Posted on Mar 14, 2009

Mark Lehner and AERA team leaders gave donors, friends, and colleagues tours of the Giza dig site on Saturday, 14 March. 

Mark Lehner and donors listen while Ashraf Abd al Aziz explains work at the Chute.

Mark Lehner and donors listen while Ashraf Abd al Aziz explains work at the Chute.

This is a treat for non-specialists, as it the dig site is closed to the public and requires security clearance to access (thanks to Dr. Zahi Hawass). The guests were shown the Late Period burials, the Western Compound, the double-walled structure called the Chute, and the excavations at Khentkawes Town.

Joining Mark were Ann Lurie, a longtime and generous supporter, Bruce Ludwig, supporter and AERA board member, AERA co-founder, Matthew McCauley and his partner Jane Rusconi, and Suzanne, Nelson, and Nelson Del Rio Jr. Mohsen Kamel and Ana Tavares gave tours to colleagues.

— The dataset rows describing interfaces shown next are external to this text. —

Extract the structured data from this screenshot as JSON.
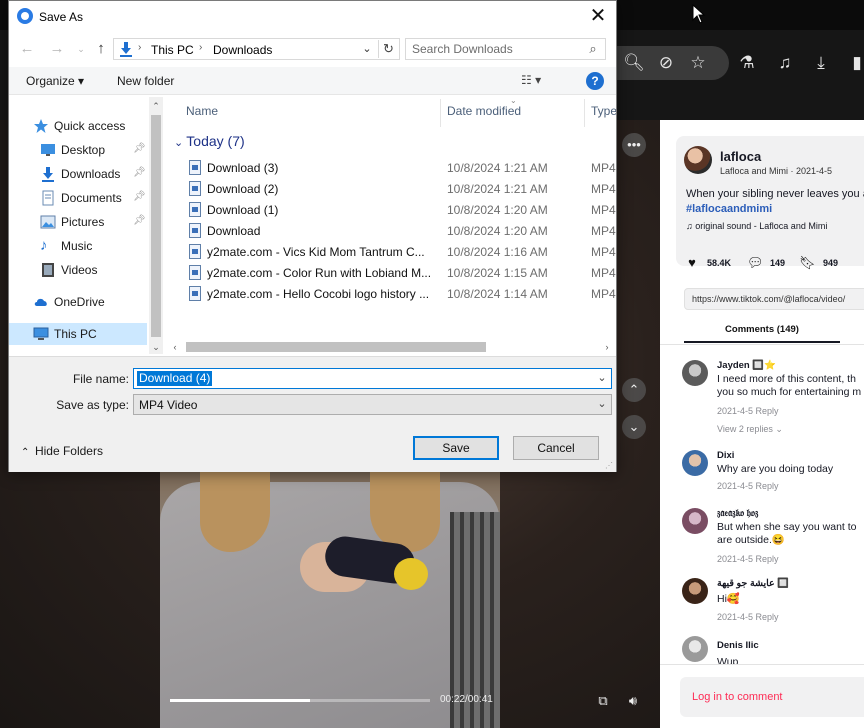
{
  "dialog": {
    "title": "Save As",
    "close_glyph": "✕",
    "address": {
      "crumbs": [
        "This PC",
        "Downloads"
      ]
    },
    "search": {
      "placeholder": "Search Downloads"
    },
    "commands": {
      "organize": "Organize ▾",
      "new_folder": "New folder",
      "view": "☷ ▾",
      "help": "?"
    },
    "nav_pane": {
      "items": [
        {
          "label": "Quick access",
          "icon": "star-icon",
          "pinned": false
        },
        {
          "label": "Desktop",
          "icon": "desktop-icon",
          "pinned": true
        },
        {
          "label": "Downloads",
          "icon": "download-arrow-icon",
          "pinned": true
        },
        {
          "label": "Documents",
          "icon": "document-icon",
          "pinned": true
        },
        {
          "label": "Pictures",
          "icon": "picture-icon",
          "pinned": true
        },
        {
          "label": "Music",
          "icon": "music-icon",
          "pinned": false
        },
        {
          "label": "Videos",
          "icon": "video-icon",
          "pinned": false
        },
        {
          "label": "OneDrive",
          "icon": "cloud-icon",
          "pinned": false
        },
        {
          "label": "This PC",
          "icon": "computer-icon",
          "pinned": false,
          "selected": true
        }
      ]
    },
    "columns": {
      "name": "Name",
      "date": "Date modified",
      "type": "Type"
    },
    "group": "Today (7)",
    "files": [
      {
        "name": "Download (3)",
        "date": "10/8/2024 1:21 AM",
        "type": "MP4"
      },
      {
        "name": "Download (2)",
        "date": "10/8/2024 1:21 AM",
        "type": "MP4"
      },
      {
        "name": "Download (1)",
        "date": "10/8/2024 1:20 AM",
        "type": "MP4"
      },
      {
        "name": "Download",
        "date": "10/8/2024 1:20 AM",
        "type": "MP4"
      },
      {
        "name": "y2mate.com - Vics Kid  Mom Tantrum C...",
        "date": "10/8/2024 1:16 AM",
        "type": "MP4"
      },
      {
        "name": "y2mate.com - Color Run with Lobiand M...",
        "date": "10/8/2024 1:15 AM",
        "type": "MP4"
      },
      {
        "name": "y2mate.com - Hello Cocobi logo history ...",
        "date": "10/8/2024 1:14 AM",
        "type": "MP4"
      }
    ],
    "form": {
      "file_name_label": "File name:",
      "file_name_value": "Download (4)",
      "save_type_label": "Save as type:",
      "save_type_value": "MP4 Video",
      "hide_folders": "Hide Folders",
      "save": "Save",
      "cancel": "Cancel"
    }
  },
  "video": {
    "time": "00:22/00:41",
    "progress": 0.54
  },
  "tiktok": {
    "author": "lafloca",
    "author_sub": "Lafloca and Mimi · 2021-4-5",
    "caption": "When your sibling never leaves you a",
    "hashtag": "#laflocaandmimi",
    "sound": "♫  original sound - Lafloca and Mimi",
    "likes": "58.4K",
    "comments_count": "149",
    "saves": "949",
    "link": "https://www.tiktok.com/@lafloca/video/",
    "comments_tab": "Comments (149)",
    "comments": [
      {
        "user": "Jayden 🔲⭐",
        "text": [
          "I need more of this content, th",
          "you so much for entertaining m"
        ],
        "meta": "2021-4-5  Reply",
        "replies": "View 2 replies ⌄"
      },
      {
        "user": "Dixi",
        "text": [
          "Why are you doing today"
        ],
        "meta": "2021-4-5  Reply"
      },
      {
        "user": "𝔷𝔞𝔢𝔞𝔷𝔨𝔬 𝔥𝔬𝔷",
        "text": [
          "But when she say you want to",
          "are outside.😆"
        ],
        "meta": "2021-4-5  Reply"
      },
      {
        "user": "عايشة جو قيهة 🔲",
        "text": [
          "Hi🥰"
        ],
        "meta": "2021-4-5  Reply"
      },
      {
        "user": "Denis Ilic",
        "text": [
          "Wup"
        ],
        "meta": ""
      }
    ],
    "login": "Log in to comment"
  }
}
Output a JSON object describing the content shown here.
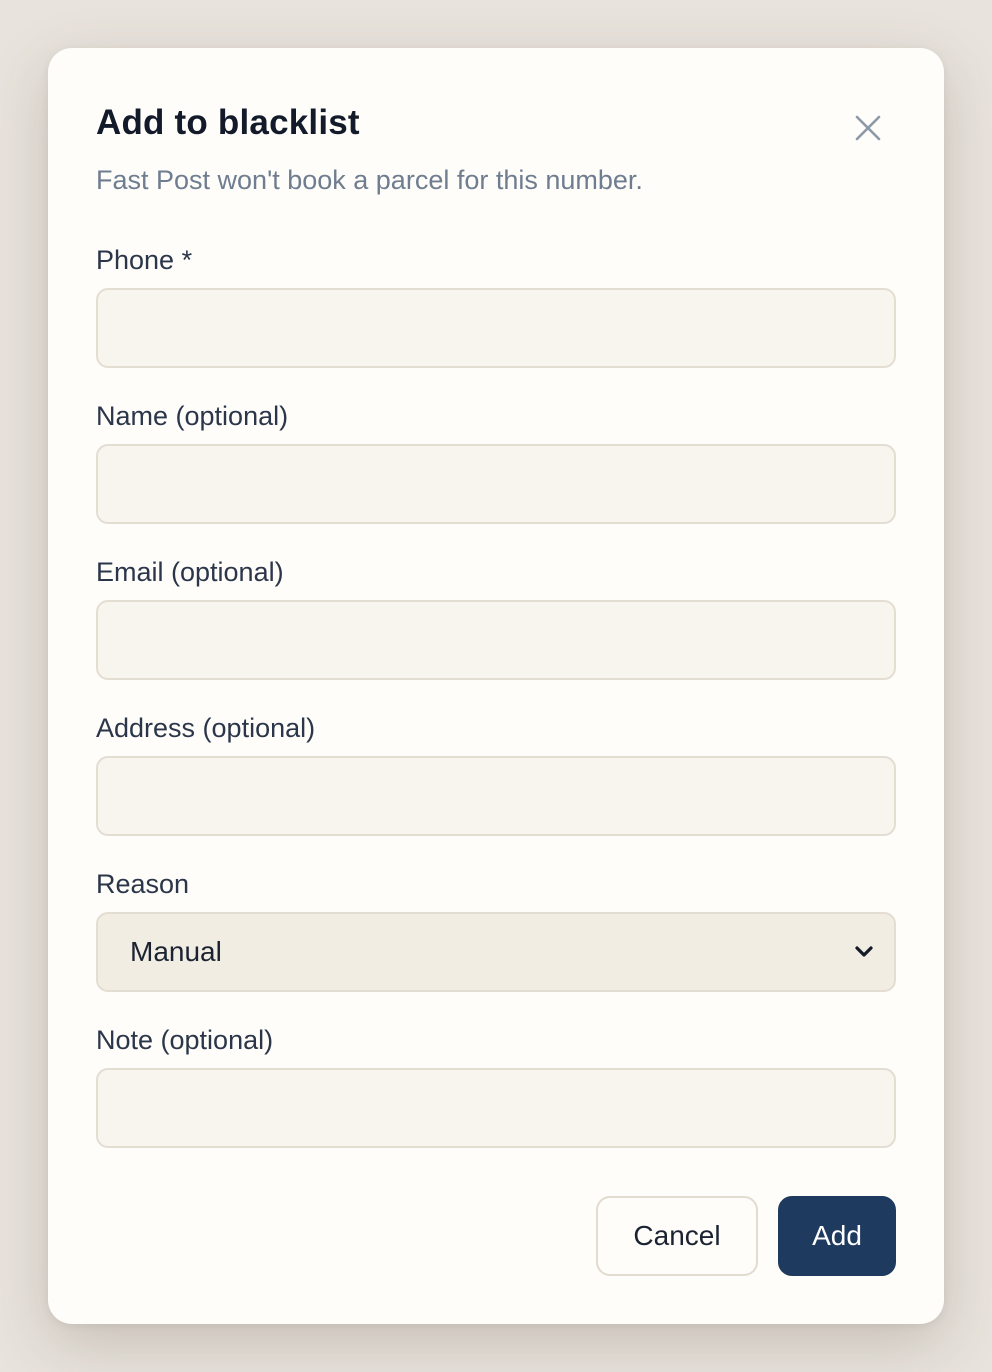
{
  "dialog": {
    "title": "Add to blacklist",
    "subtitle": "Fast Post won't book a parcel for this number."
  },
  "fields": {
    "phone": {
      "label": "Phone *",
      "value": "",
      "placeholder": ""
    },
    "name": {
      "label": "Name (optional)",
      "value": "",
      "placeholder": ""
    },
    "email": {
      "label": "Email (optional)",
      "value": "",
      "placeholder": ""
    },
    "address": {
      "label": "Address (optional)",
      "value": "",
      "placeholder": ""
    },
    "reason": {
      "label": "Reason",
      "selected": "Manual"
    },
    "note": {
      "label": "Note (optional)",
      "value": "",
      "placeholder": ""
    }
  },
  "actions": {
    "cancel_label": "Cancel",
    "add_label": "Add"
  },
  "icons": {
    "close": "close-icon",
    "dropdown": "chevron-down-icon"
  },
  "colors": {
    "primary": "#1f3a5f",
    "background": "#e8e3dc",
    "surface": "#fefdf9",
    "muted_text": "#6f7d90"
  }
}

Archaeologist, Freya Sadarangani explains her work in House 1, in Western Town. Archaeologist, Freya Sadarangani explains her work in House 1, in Western Town.

No matter how many times I watch and listen to this group of professionals, I’m always fascinated. I like patterns and archaeology is all about finding patterns from scattered evidence left behind in abandoned homes, buildings, hearths, workshops, and garbage dumps.

Just as an artist may see form differently than you and me in terms of light and shadow, details of a feature or a structure appear to the archaeologist’s eye in ways that we would usually miss.READ MORE »